**** RECORDS SHOWN
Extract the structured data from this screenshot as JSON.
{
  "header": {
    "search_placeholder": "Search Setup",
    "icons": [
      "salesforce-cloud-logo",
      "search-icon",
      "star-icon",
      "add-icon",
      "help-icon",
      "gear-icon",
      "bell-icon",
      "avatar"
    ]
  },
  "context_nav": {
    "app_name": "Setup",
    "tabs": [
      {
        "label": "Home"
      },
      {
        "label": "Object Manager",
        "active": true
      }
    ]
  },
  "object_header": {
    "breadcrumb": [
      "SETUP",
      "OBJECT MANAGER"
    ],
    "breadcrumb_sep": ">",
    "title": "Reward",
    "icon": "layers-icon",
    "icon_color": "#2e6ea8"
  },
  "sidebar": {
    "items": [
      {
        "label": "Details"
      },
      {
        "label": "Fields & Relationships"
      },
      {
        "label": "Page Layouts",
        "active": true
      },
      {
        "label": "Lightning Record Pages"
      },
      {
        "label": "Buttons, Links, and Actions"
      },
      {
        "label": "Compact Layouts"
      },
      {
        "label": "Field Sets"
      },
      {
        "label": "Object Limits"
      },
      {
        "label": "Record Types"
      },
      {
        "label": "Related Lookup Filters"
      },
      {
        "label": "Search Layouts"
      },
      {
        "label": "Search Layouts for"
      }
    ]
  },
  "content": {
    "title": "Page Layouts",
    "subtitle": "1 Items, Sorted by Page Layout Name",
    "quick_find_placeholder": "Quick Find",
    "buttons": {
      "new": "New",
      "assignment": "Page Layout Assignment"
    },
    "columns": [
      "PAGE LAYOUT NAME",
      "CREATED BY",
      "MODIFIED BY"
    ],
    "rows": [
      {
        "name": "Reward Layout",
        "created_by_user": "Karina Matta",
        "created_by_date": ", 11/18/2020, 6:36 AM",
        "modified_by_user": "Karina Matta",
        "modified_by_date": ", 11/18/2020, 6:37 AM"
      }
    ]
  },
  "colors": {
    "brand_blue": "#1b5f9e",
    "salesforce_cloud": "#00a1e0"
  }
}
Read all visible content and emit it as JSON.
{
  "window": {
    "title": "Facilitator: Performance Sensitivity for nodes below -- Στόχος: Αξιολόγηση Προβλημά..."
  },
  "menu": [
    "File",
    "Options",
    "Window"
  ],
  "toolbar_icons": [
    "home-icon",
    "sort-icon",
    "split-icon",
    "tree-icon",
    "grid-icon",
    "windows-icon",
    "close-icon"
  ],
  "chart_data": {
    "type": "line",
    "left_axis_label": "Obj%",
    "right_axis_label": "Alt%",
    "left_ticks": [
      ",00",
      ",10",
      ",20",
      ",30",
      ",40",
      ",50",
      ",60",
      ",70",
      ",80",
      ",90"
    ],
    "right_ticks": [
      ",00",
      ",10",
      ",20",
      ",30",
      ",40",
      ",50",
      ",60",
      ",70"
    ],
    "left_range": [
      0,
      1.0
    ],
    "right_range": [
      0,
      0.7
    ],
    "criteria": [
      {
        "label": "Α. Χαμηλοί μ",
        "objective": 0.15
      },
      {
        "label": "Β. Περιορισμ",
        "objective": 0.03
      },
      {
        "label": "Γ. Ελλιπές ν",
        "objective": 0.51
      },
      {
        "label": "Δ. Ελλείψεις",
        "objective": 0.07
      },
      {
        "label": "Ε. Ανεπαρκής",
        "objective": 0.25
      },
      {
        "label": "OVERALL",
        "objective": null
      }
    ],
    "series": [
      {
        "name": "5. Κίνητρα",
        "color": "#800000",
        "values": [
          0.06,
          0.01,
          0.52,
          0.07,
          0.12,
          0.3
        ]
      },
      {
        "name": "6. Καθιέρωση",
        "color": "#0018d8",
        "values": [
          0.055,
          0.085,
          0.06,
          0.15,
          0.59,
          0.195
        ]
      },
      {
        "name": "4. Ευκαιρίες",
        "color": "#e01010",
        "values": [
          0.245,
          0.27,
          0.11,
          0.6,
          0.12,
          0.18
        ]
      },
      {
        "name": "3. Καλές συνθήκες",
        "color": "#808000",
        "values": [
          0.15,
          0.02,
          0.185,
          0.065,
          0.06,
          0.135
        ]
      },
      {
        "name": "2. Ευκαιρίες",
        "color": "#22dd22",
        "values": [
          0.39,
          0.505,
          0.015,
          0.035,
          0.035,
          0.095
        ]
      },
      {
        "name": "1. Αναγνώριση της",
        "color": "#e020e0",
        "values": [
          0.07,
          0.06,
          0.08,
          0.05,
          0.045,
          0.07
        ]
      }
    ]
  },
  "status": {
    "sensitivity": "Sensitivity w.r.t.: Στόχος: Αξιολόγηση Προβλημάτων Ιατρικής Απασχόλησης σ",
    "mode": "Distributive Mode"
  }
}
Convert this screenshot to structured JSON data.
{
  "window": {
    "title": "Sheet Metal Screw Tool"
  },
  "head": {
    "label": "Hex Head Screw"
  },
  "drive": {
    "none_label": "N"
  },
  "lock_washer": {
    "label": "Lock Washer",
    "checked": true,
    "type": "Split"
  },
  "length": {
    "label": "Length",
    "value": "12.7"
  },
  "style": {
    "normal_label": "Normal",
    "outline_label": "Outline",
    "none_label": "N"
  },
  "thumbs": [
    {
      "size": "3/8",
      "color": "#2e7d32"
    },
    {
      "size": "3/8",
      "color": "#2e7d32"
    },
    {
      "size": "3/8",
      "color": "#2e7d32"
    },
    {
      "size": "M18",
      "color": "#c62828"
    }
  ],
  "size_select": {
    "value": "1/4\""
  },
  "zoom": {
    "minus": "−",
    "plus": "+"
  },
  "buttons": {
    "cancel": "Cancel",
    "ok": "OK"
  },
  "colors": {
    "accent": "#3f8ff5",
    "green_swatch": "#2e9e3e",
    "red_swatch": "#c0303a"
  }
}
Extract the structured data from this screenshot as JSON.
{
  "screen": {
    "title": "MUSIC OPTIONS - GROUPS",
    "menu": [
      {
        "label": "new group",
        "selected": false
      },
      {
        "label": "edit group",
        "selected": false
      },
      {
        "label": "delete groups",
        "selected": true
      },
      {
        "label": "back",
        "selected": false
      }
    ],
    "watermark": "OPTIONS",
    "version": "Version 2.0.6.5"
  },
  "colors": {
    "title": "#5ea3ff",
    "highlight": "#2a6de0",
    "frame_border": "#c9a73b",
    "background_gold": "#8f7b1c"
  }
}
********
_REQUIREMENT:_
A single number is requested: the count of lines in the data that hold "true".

_WRITTEN ANSWER:_
4